— What needs to be done —
Return every line of the listing that includes the string "text".
********
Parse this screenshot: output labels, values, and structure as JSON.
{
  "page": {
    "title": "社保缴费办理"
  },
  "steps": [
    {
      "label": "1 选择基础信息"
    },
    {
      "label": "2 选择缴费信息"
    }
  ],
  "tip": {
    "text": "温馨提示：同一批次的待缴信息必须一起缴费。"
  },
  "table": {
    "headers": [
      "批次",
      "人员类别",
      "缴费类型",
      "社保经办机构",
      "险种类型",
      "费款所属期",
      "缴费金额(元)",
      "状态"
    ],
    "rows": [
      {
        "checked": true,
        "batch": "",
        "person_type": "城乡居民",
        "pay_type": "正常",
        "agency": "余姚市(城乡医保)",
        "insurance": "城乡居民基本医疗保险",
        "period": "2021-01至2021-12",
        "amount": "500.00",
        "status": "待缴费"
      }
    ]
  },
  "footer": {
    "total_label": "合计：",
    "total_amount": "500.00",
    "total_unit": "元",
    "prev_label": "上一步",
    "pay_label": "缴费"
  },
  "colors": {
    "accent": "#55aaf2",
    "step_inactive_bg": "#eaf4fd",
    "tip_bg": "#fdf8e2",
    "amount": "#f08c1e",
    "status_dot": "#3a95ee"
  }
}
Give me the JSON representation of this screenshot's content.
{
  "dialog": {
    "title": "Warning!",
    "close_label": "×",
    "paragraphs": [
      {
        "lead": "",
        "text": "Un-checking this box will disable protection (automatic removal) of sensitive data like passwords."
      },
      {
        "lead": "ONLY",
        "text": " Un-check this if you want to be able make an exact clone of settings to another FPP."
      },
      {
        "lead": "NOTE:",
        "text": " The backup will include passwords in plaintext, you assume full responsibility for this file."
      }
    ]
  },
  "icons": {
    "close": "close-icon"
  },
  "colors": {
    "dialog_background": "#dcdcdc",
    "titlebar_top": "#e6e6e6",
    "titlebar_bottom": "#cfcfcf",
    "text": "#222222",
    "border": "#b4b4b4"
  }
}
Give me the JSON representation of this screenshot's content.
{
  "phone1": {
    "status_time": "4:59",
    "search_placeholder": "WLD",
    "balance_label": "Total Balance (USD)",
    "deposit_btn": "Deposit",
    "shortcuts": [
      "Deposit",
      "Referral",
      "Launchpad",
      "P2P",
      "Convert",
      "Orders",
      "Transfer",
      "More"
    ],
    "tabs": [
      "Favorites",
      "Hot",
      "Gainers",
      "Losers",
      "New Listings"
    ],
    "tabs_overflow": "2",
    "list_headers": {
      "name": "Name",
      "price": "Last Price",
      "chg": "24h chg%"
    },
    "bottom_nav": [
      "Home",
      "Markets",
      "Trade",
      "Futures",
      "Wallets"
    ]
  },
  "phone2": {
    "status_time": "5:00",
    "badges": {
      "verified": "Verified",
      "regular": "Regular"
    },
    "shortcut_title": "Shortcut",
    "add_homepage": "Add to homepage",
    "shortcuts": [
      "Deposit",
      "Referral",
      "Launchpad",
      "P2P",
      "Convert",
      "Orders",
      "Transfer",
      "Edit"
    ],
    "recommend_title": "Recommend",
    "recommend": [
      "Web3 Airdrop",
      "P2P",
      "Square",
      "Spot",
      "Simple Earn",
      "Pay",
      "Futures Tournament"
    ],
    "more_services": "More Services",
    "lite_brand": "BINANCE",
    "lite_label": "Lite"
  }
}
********
— Answer to the exercise —
    "text": "温馨提示：同一批次的待缴信息必须一起缴费。"
        "text": "Un-checking this box will disable protection (automatic removal) of sensitive data like passwords."
        "text": " Un-check this if you want to be able make an exact clone of settings to another FPP."
        "text": " The backup will include passwords in plaintext, you assume full responsibility for this file."
    "text": "#222222",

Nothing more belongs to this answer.